- Archaeological remains: Archaeology is the study of human history and prehistory through the excavation of sites and the analysis of artefacts and other physical remains.
- Archaeological interest: There will be archaeological interest in a heritage asset if it holds, or potentially holds, evidence of past human activity worthy of expert investigation at some point
- Heritage asset: A building, monument, site, place, area or landscape identified as having a degree of significance meriting consideration in planning decisions, because of its heritage interest. It includes designated heritage assets and assets identified by the local planning authority (including local listing).
- Historic environment: All aspects of the environment resulting from the interaction between people and places through time, including all surviving physical remains of past human activity, whether visible, buried or submerged, and landscaped and planted or managed flora.
- Significance: The value of a heritage asset to this and future generations because of its heritage interest. The interest may be archaeological, architectural, artistic or historic. Significance derives not only from a heritage asset’s physical presence, but also from its setting. For World Heritage Sites, the cultural value described within each site’s Statement of Outstanding Universal Value forms part of its significance.
An archaeological planning condition will typically indicate that no demolition or development can start before a programme of archaeological work has been carried out. The type of archaeological work will usually be detailed in the condition and, depending on the development, there may also be an additional brief from the planning archaeologist.
The planning condition will require the work to be explained in a Written Scheme of Investigation (WSI) which must be submitted to, and approved by, the local planning authority. The WSI sets out the scope of the work to be undertaken, explains the significance of the heritage asset, identifies research questions, and explains the methods to be used, the timetable of work, the programme of post-excavation assessment, analysis and reporting of finds, and the provision for long-term deposition of finds and records.
The planning condition will also ask for the nomination of a competent person or persons / organisation to undertake the work set out in the WSI.
If the significance of and/or impact to the heritage asset is unclear to the planning authority, they may ask for the submission of a Desk-Based Assessment (DBA). This could be to meet a planning condition, or as preparation for submitting a planning application. The DBA is a review of existing written, graphic, photographic and electronic information relating to the historic environment in order to identify the likelihood of any heritage assets being present, their significance and the potential impact to them by the proposed development.
The planning condition might ask for an initial phase of evaluation.

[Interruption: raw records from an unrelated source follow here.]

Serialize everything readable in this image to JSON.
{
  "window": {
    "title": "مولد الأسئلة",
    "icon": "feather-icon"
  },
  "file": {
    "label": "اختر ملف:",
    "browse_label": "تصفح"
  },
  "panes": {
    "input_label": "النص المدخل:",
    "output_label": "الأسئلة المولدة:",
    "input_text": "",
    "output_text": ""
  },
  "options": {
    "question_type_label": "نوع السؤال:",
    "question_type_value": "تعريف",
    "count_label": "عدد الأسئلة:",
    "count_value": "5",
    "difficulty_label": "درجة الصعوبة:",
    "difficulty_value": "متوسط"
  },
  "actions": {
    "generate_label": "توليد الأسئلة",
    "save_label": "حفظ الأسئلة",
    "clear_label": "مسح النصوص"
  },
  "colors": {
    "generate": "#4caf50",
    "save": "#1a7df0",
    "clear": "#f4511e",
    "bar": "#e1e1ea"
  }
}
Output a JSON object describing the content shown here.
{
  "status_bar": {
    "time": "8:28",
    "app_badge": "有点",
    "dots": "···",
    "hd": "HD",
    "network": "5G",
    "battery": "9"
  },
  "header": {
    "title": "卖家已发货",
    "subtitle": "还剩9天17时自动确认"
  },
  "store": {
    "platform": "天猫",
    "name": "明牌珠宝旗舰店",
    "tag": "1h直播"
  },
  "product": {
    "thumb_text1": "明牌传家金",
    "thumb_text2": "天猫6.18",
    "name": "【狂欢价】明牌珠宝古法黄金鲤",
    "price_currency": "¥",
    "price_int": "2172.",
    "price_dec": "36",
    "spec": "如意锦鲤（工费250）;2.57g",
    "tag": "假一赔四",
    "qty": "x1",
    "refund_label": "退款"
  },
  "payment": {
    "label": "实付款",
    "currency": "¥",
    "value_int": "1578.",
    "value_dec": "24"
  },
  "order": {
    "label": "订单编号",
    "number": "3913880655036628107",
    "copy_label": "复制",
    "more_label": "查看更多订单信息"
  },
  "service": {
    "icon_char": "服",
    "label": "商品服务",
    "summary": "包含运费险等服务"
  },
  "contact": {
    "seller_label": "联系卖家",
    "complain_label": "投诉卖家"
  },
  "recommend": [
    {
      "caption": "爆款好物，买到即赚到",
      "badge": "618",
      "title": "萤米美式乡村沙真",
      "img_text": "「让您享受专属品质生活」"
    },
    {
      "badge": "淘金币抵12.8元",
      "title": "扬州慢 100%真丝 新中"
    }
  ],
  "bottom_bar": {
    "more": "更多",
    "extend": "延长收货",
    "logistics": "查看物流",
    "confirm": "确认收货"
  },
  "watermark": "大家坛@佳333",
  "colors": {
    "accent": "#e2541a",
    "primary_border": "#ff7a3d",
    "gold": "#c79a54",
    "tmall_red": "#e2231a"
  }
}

This might consist of one, or a combination of topographic/LiDAR survey, fieldwalking, geophysical survey, building survey and trial trenching. This could be to meet a planning condition, or as preparation for submitting a planning application. If little or no archaeology is found, evaluation alone may be enough to fulfil the condition.
If evaluation identifies archaeology, it will likely be followed by appropriate mitigation. This could be design alteration to the proposed development to protect the heritage asset, or a programme of controlled, intrusive fieldwork in advance of construction (excavation / strip, map and sample excavation), and/or monitoring during construction (watching brief).

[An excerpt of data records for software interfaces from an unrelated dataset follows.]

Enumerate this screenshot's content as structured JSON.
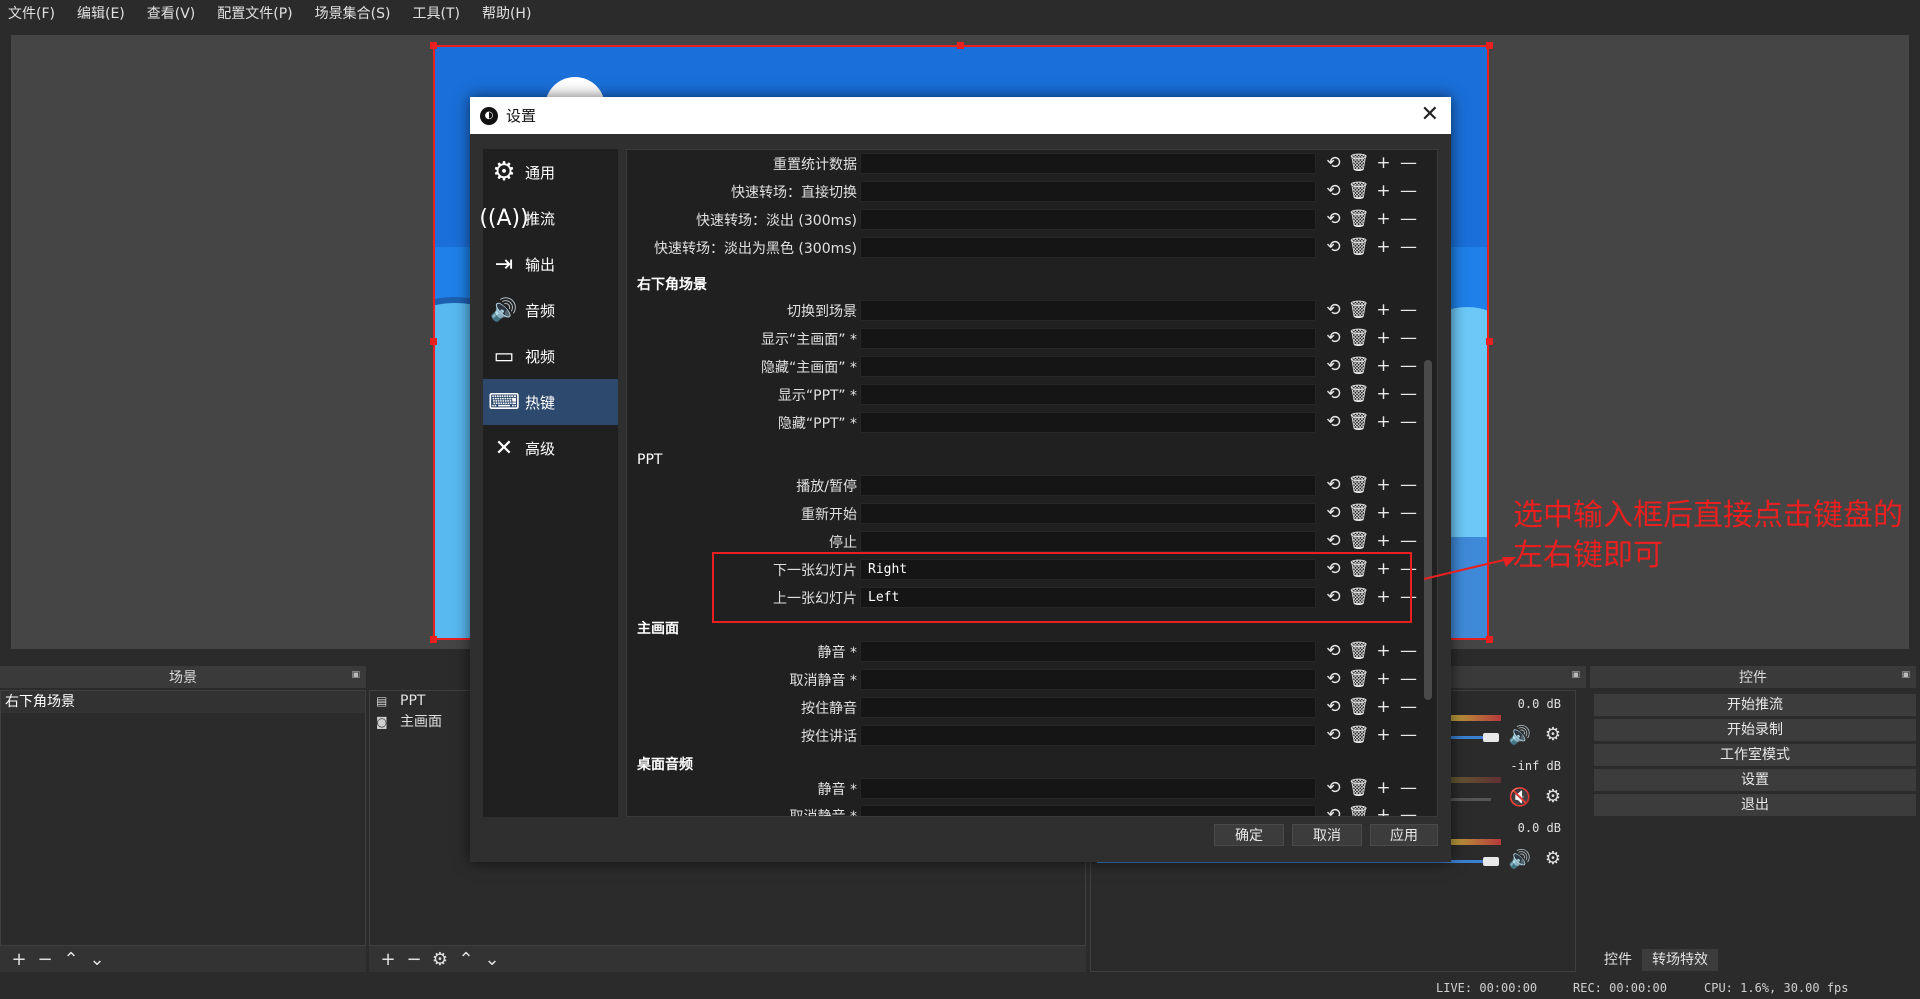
{
  "menubar": {
    "items": [
      "文件(F)",
      "编辑(E)",
      "查看(V)",
      "配置文件(P)",
      "场景集合(S)",
      "工具(T)",
      "帮助(H)"
    ]
  },
  "docks": {
    "scenes": {
      "title": "场景",
      "items": [
        "右下角场景"
      ]
    },
    "sources": {
      "items": [
        {
          "icon": "window-capture-icon",
          "label": "PPT"
        },
        {
          "icon": "camera-icon",
          "label": "主画面"
        }
      ]
    },
    "mixer": {
      "rows": [
        {
          "db": "0.0 dB",
          "muted": false
        },
        {
          "db": "-inf dB",
          "muted": true
        },
        {
          "db": "0.0 dB",
          "muted": false
        }
      ]
    },
    "controls": {
      "title": "控件",
      "buttons": [
        "开始推流",
        "开始录制",
        "工作室模式",
        "设置",
        "退出"
      ],
      "tabs": [
        "控件",
        "转场特效"
      ]
    }
  },
  "statusbar": {
    "live": "LIVE: 00:00:00",
    "rec": "REC: 00:00:00",
    "cpu": "CPU: 1.6%, 30.00 fps"
  },
  "dialog": {
    "title": "设置",
    "categories": [
      {
        "icon": "gear-icon",
        "label": "通用",
        "active": false
      },
      {
        "icon": "antenna-icon",
        "label": "推流",
        "active": false
      },
      {
        "icon": "output-icon",
        "label": "输出",
        "active": false
      },
      {
        "icon": "speaker-icon",
        "label": "音频",
        "active": false
      },
      {
        "icon": "monitor-icon",
        "label": "视频",
        "active": false
      },
      {
        "icon": "keyboard-icon",
        "label": "热键",
        "active": true
      },
      {
        "icon": "tools-icon",
        "label": "高级",
        "active": false
      }
    ],
    "hotkey_rows": [
      {
        "label": "重置统计数据",
        "value": ""
      },
      {
        "label": "快速转场：直接切换",
        "value": ""
      },
      {
        "label": "快速转场：淡出 (300ms)",
        "value": ""
      },
      {
        "label": "快速转场：淡出为黑色 (300ms)",
        "value": ""
      },
      {
        "label": "切换到场景",
        "value": ""
      },
      {
        "label": "显示“主画面” *",
        "value": ""
      },
      {
        "label": "隐藏“主画面” *",
        "value": ""
      },
      {
        "label": "显示“PPT” *",
        "value": ""
      },
      {
        "label": "隐藏“PPT” *",
        "value": ""
      },
      {
        "label": "播放/暂停",
        "value": ""
      },
      {
        "label": "重新开始",
        "value": ""
      },
      {
        "label": "停止",
        "value": ""
      },
      {
        "label": "下一张幻灯片",
        "value": "Right"
      },
      {
        "label": "上一张幻灯片",
        "value": "Left"
      },
      {
        "label": "静音 *",
        "value": ""
      },
      {
        "label": "取消静音 *",
        "value": ""
      },
      {
        "label": "按住静音",
        "value": ""
      },
      {
        "label": "按住讲话",
        "value": ""
      },
      {
        "label": "静音 *",
        "value": ""
      },
      {
        "label": "取消静音 *",
        "value": ""
      }
    ],
    "sections": [
      "右下角场景",
      "PPT",
      "主画面",
      "桌面音频"
    ],
    "row_buttons": {
      "reset": "⟲",
      "delete": "🗑",
      "add": "+",
      "remove": "—"
    },
    "buttons": {
      "ok": "确定",
      "cancel": "取消",
      "apply": "应用"
    }
  },
  "annotation": {
    "text": "选中输入框后直接点击键盘的左右键即可",
    "color": "#e82020"
  },
  "colors": {
    "accent": "#2d4a6e",
    "highlight": "#e82020",
    "canvas_blue": "#1e80e8"
  }
}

The next phase of the archaeological process, conducted off-site, is the in‐depth analysis of the site data by a variety of archaeological specialists and the publication of the results. Depending on the size of the project this can take weeks to years to complete. Post-excavation work is as important as fieldwork and will possibly be a separate planning condition, which will request that provision be made for analysis, publication and dissemination of the results.
Finally, the artefacts, paper and digital archive will be deposited for perpetuity with an appropriate archiving authority (e.g. a local or national museum or archive depository). Provision for archive deposition will also be a planning condition.
Archaeological conditions will not be discharge by the planning authority until both the fieldwork and the post-excavation work have been completed.
- ULAS provides a full range of archaeological services throughout the UK. From consultancy, through to fieldwork and post‐excavation work. Our team of specialists, supported by academic expertise and facilities within the university offer a fast, efficient, and professional service.
- The Chartered Institute for Archaeologists has produced a guide: Professional archaeology: a guide for clients.
- Historic England has published guidance on how to preserve archaeological sites affected by development or other land-use change: Preserving Archaeological Remains: Decision-taking for Sites under Development.